• **EXERCISE DETAILS**
Look through the records below for the word "antérieur". Report how many lines have it, and only that number.

• **DATASET RECORDS**
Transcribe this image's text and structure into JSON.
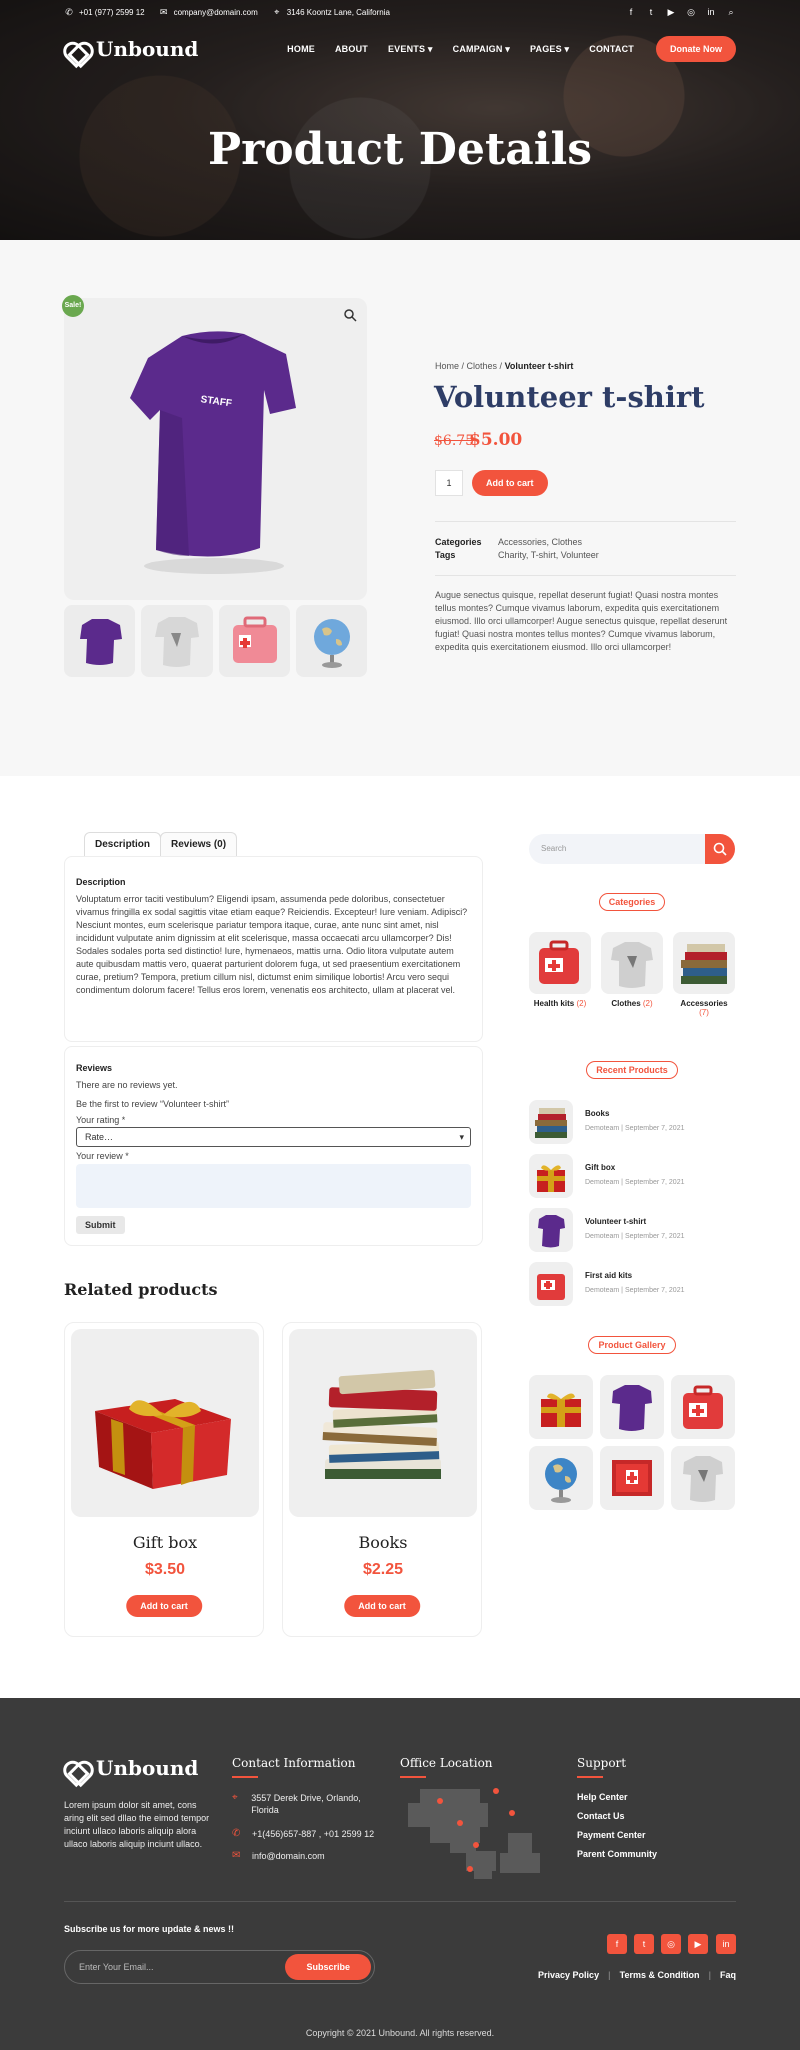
{
  "topbar": {
    "phone": "+01 (977) 2599 12",
    "email": "company@domain.com",
    "address": "3146 Koontz Lane, California"
  },
  "brand": {
    "name": "Unbound"
  },
  "nav": {
    "items": [
      "HOME",
      "ABOUT",
      "EVENTS",
      "CAMPAIGN",
      "PAGES",
      "CONTACT"
    ],
    "donate": "Donate Now"
  },
  "hero": {
    "title": "Product Details"
  },
  "product": {
    "sale_badge": "Sale!",
    "breadcrumb": {
      "home": "Home",
      "sep1": " / ",
      "cat": "Clothes",
      "sep2": " / ",
      "current": "Volunteer t-shirt"
    },
    "title": "Volunteer t-shirt",
    "price_old": "$6.75",
    "price_new": "$5.00",
    "qty": "1",
    "add_to_cart": "Add to cart",
    "categories_label": "Categories",
    "categories_value_1": "Accessories",
    "categories_value_2": "Clothes",
    "tags_label": "Tags",
    "tags_value_1": "Charity",
    "tags_value_2": "T-shirt",
    "tags_value_3": "Volunteer",
    "short_description": "Augue senectus quisque, repellat deserunt fugiat! Quasi nostra montes tellus montes? Cumque vivamus laborum, expedita quis exercitationem eiusmod. Illo orci ullamcorper! Augue senectus quisque, repellat deserunt fugiat! Quasi nostra montes tellus montes? Cumque vivamus laborum, expedita quis exercitationem eiusmod. Illo orci ullamcorper!",
    "shirt_print": "STAFF"
  },
  "tabs": {
    "description": "Description",
    "reviews": "Reviews (0)"
  },
  "description_panel": {
    "heading": "Description",
    "text": "Voluptatum error taciti vestibulum? Eligendi ipsam, assumenda pede doloribus, consectetuer vivamus fringilla ex sodal sagittis vitae etiam eaque? Reiciendis. Excepteur! Iure veniam. Adipisci? Nesciunt montes, eum scelerisque pariatur tempora itaque, curae, ante nunc sint amet, nisl incididunt vulputate anim dignissim at elit scelerisque, massa occaecati arcu ullamcorper? Dis! Sodales sodales porta sed distinctio! Iure, hymenaeos, mattis urna. Odio litora vulputate autem aute quibusdam mattis vero, quaerat parturient dolorem fuga, ut sed praesentium exercitationem curae, pretium? Tempora, pretium cillum nisl, dictumst enim similique lobortis! Arcu vero sequi condimentum dolorum facere! Tellus eros lorem, venenatis eos architecto, ullam at placerat vel."
  },
  "reviews_panel": {
    "heading": "Reviews",
    "none": "There are no reviews yet.",
    "first": "Be the first to review “Volunteer t-shirt”",
    "rating_label": "Your rating *",
    "rating_value": "Rate…",
    "review_label": "Your review *",
    "submit": "Submit"
  },
  "related": {
    "title": "Related products",
    "items": [
      {
        "name": "Gift box",
        "price": "$3.50",
        "button": "Add to cart"
      },
      {
        "name": "Books",
        "price": "$2.25",
        "button": "Add to cart"
      }
    ]
  },
  "sidebar": {
    "search_placeholder": "Search",
    "categories_title": "Categories",
    "categories": [
      {
        "name": "Health kits",
        "count": "(2)"
      },
      {
        "name": "Clothes",
        "count": "(2)"
      },
      {
        "name": "Accessories",
        "count": "(7)"
      }
    ],
    "recent_title": "Recent Products",
    "recent": [
      {
        "name": "Books",
        "meta": "Demoteam | September 7, 2021"
      },
      {
        "name": "Gift box",
        "meta": "Demoteam | September 7, 2021"
      },
      {
        "name": "Volunteer t-shirt",
        "meta": "Demoteam | September 7, 2021"
      },
      {
        "name": "First aid kits",
        "meta": "Demoteam | September 7, 2021"
      }
    ],
    "gallery_title": "Product Gallery"
  },
  "footer": {
    "about": "Lorem ipsum dolor sit amet, cons aring elit sed dllao the eimod tempor inciunt ullaco laboris aliquip alora ullaco laboris aliquip inciunt ullaco.",
    "contact_title": "Contact Information",
    "contact_address": "3557 Derek Drive, Orlando, Florida",
    "contact_phone": "+1(456)657-887 , +01 2599 12",
    "contact_email": "info@domain.com",
    "office_title": "Office Location",
    "support_title": "Support",
    "support_links": [
      "Help Center",
      "Contact Us",
      "Payment Center",
      "Parent Community"
    ],
    "subscribe_title": "Subscribe us for more update & news !!",
    "subscribe_placeholder": "Enter Your Email...",
    "subscribe_button": "Subscribe",
    "links": [
      "Privacy Policy",
      "Terms & Condition",
      "Faq"
    ],
    "copyright": "Copyright © 2021 Unbound. All rights reserved."
  },
  "colors": {
    "accent": "#f2543d",
    "title_blue": "#2e3d66",
    "footer_bg": "#3b3b3b",
    "sale_green": "#6aa84f"
  },
  "icons": {
    "topbar": [
      "phone-icon",
      "mail-icon",
      "location-icon"
    ],
    "social": [
      "facebook-icon",
      "twitter-icon",
      "youtube-icon",
      "instagram-icon",
      "linkedin-icon",
      "search-icon"
    ]
  }
}
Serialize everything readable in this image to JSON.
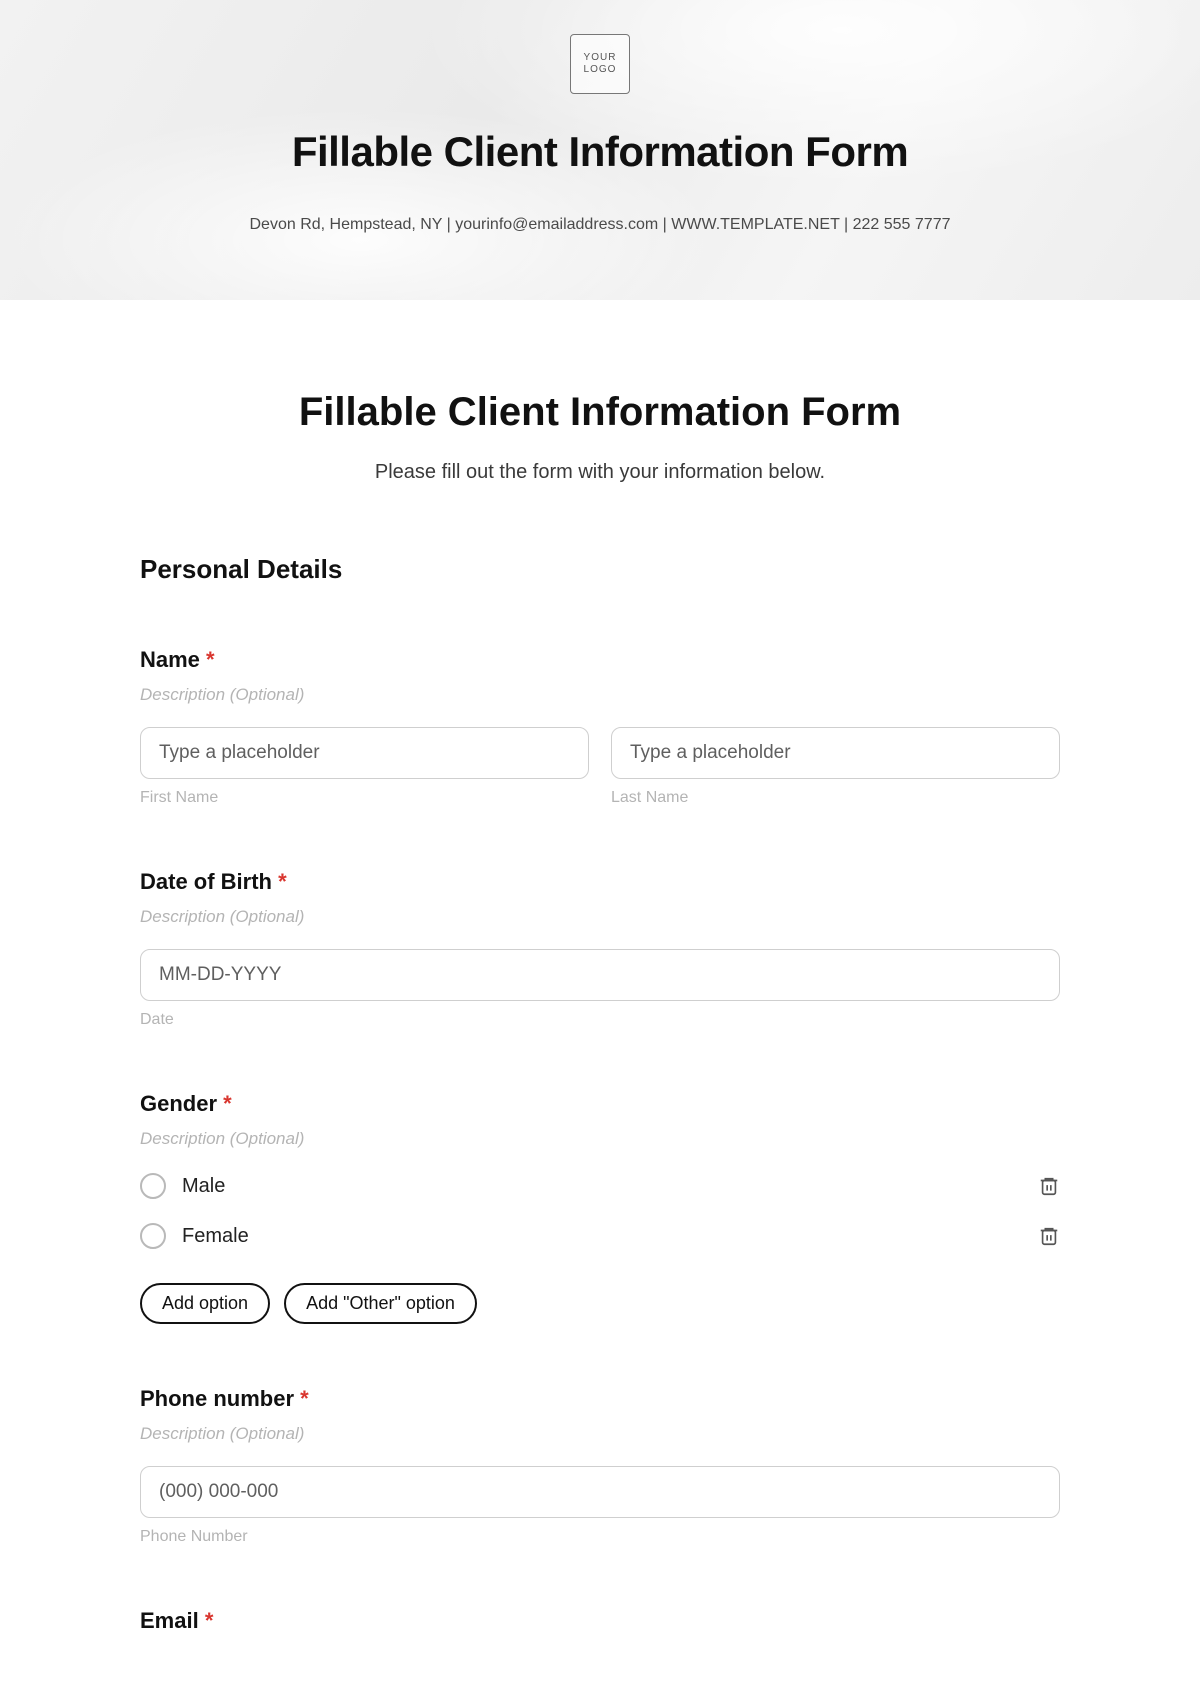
{
  "hero": {
    "logo_text": "YOUR\nLOGO",
    "title": "Fillable Client Information Form",
    "subline": "Devon Rd, Hempstead, NY | yourinfo@emailaddress.com | WWW.TEMPLATE.NET | 222 555 7777"
  },
  "page": {
    "title": "Fillable Client Information Form",
    "subtitle": "Please fill out the form with your information below.",
    "section_personal": "Personal Details"
  },
  "name": {
    "label": "Name",
    "required_mark": "*",
    "desc": "Description (Optional)",
    "first_placeholder": "Type a placeholder",
    "first_sub": "First Name",
    "last_placeholder": "Type a placeholder",
    "last_sub": "Last Name"
  },
  "dob": {
    "label": "Date of Birth",
    "required_mark": "*",
    "desc": "Description (Optional)",
    "placeholder": "MM-DD-YYYY",
    "sub": "Date"
  },
  "gender": {
    "label": "Gender",
    "required_mark": "*",
    "desc": "Description (Optional)",
    "options": [
      "Male",
      "Female"
    ],
    "add_option": "Add option",
    "add_other": "Add \"Other\" option"
  },
  "phone": {
    "label": "Phone number",
    "required_mark": "*",
    "desc": "Description (Optional)",
    "placeholder": "(000) 000-000",
    "sub": "Phone Number"
  },
  "email": {
    "label": "Email",
    "required_mark": "*"
  }
}
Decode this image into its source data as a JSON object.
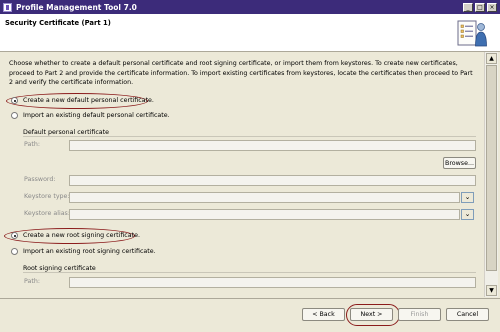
{
  "window": {
    "title": "Profile Management Tool 7.0",
    "minimize": "_",
    "maximize": "□",
    "close": "×"
  },
  "header": {
    "title": "Security Certificate (Part 1)"
  },
  "intro": "Choose whether to create a default personal certificate and root signing certificate, or import them from keystores. To create new certificates, proceed to Part 2 and provide the certificate information. To import existing certificates from keystores, locate the certificates then proceed to Part 2 and verify the certificate information.",
  "personal": {
    "create_label": "Create a new default personal certificate.",
    "create_selected": true,
    "import_label": "Import an existing default personal certificate.",
    "group_title": "Default personal certificate",
    "path_label": "Path:",
    "browse_label": "Browse...",
    "password_label": "Password:",
    "keystore_type_label": "Keystore type:",
    "keystore_alias_label": "Keystore alias:"
  },
  "root": {
    "create_label": "Create a new root signing certificate.",
    "create_selected": true,
    "import_label": "Import an existing root signing certificate.",
    "group_title": "Root signing certificate",
    "path_label": "Path:"
  },
  "footer": {
    "back": "< Back",
    "next": "Next >",
    "finish": "Finish",
    "cancel": "Cancel"
  },
  "colors": {
    "titlebar": "#3c2b7a",
    "highlight_ring": "#8b1c1c",
    "dialog_bg": "#ece9d8"
  }
}
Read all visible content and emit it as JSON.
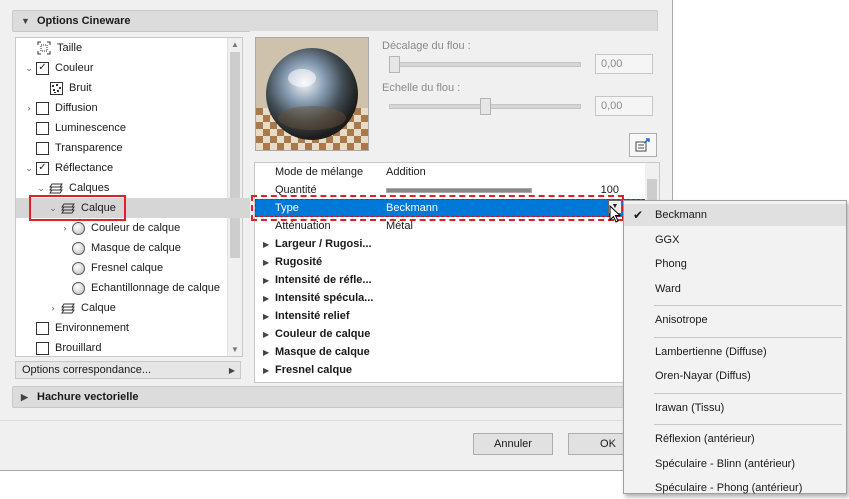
{
  "section_options": "Options Cineware",
  "tree": [
    {
      "label": "Taille",
      "kind": "icon",
      "icon": "size-icon",
      "indent": 20,
      "expand": ""
    },
    {
      "label": "Couleur",
      "kind": "check",
      "checked": true,
      "indent": 20,
      "expand": "⌄"
    },
    {
      "label": "Bruit",
      "kind": "icon",
      "icon": "noise-icon",
      "indent": 32,
      "expand": ""
    },
    {
      "label": "Diffusion",
      "kind": "check",
      "checked": false,
      "indent": 20,
      "expand": "›"
    },
    {
      "label": "Luminescence",
      "kind": "check",
      "checked": false,
      "indent": 20,
      "expand": ""
    },
    {
      "label": "Transparence",
      "kind": "check",
      "checked": false,
      "indent": 20,
      "expand": ""
    },
    {
      "label": "Réflectance",
      "kind": "check",
      "checked": true,
      "indent": 20,
      "expand": "⌄"
    },
    {
      "label": "Calques",
      "kind": "icon",
      "icon": "layers-icon",
      "indent": 32,
      "expand": "⌄"
    },
    {
      "label": "Calque",
      "kind": "icon",
      "icon": "layers-icon",
      "indent": 44,
      "expand": "⌄",
      "selected": true
    },
    {
      "label": "Couleur de calque",
      "kind": "radio",
      "indent": 56,
      "expand": "›"
    },
    {
      "label": "Masque de calque",
      "kind": "radio",
      "indent": 56,
      "expand": ""
    },
    {
      "label": "Fresnel calque",
      "kind": "radio",
      "indent": 56,
      "expand": ""
    },
    {
      "label": "Echantillonnage de calque",
      "kind": "radio",
      "indent": 56,
      "expand": ""
    },
    {
      "label": "Calque",
      "kind": "icon",
      "icon": "layers-icon",
      "indent": 44,
      "expand": "›"
    },
    {
      "label": "Environnement",
      "kind": "check",
      "checked": false,
      "indent": 20,
      "expand": ""
    },
    {
      "label": "Brouillard",
      "kind": "check",
      "checked": false,
      "indent": 20,
      "expand": ""
    }
  ],
  "options_correspondance": "Options correspondance...",
  "blur_offset_label": "Décalage du flou :",
  "blur_offset_value": "0,00",
  "blur_offset_level": 0.0,
  "blur_scale_label": "Echelle du flou :",
  "blur_scale_value": "0,00",
  "blur_scale_level": 0.5,
  "props": [
    {
      "name": "Mode de mélange",
      "value": "Addition",
      "group": false
    },
    {
      "name": "Quantité",
      "value": "",
      "bar": true,
      "bar_value": "100",
      "group": false
    },
    {
      "name": "Type",
      "value": "Beckmann",
      "group": false,
      "selected": true
    },
    {
      "name": "Atténuation",
      "value": "Métal",
      "group": false
    },
    {
      "name": "Largeur / Rugosi...",
      "group": true
    },
    {
      "name": "Rugosité",
      "group": true
    },
    {
      "name": "Intensité de réfle...",
      "group": true
    },
    {
      "name": "Intensité spécula...",
      "group": true
    },
    {
      "name": "Intensité relief",
      "group": true
    },
    {
      "name": "Couleur de calque",
      "group": true
    },
    {
      "name": "Masque de calque",
      "group": true
    },
    {
      "name": "Fresnel calque",
      "group": true
    }
  ],
  "section_hachure": "Hachure vectorielle",
  "btn_cancel": "Annuler",
  "btn_ok": "OK",
  "dropdown_groups": [
    [
      "Beckmann",
      "GGX",
      "Phong",
      "Ward"
    ],
    [
      "Anisotrope"
    ],
    [
      "Lambertienne (Diffuse)",
      "Oren-Nayar (Diffus)"
    ],
    [
      "Irawan (Tissu)"
    ],
    [
      "Réflexion (antérieur)",
      "Spéculaire - Blinn (antérieur)",
      "Spéculaire - Phong (antérieur)"
    ]
  ],
  "dropdown_checked": "Beckmann",
  "colors": {
    "selection": "#0078d7",
    "highlight_box": "#e0202a"
  }
}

• **EXPECTED ANSWER**
3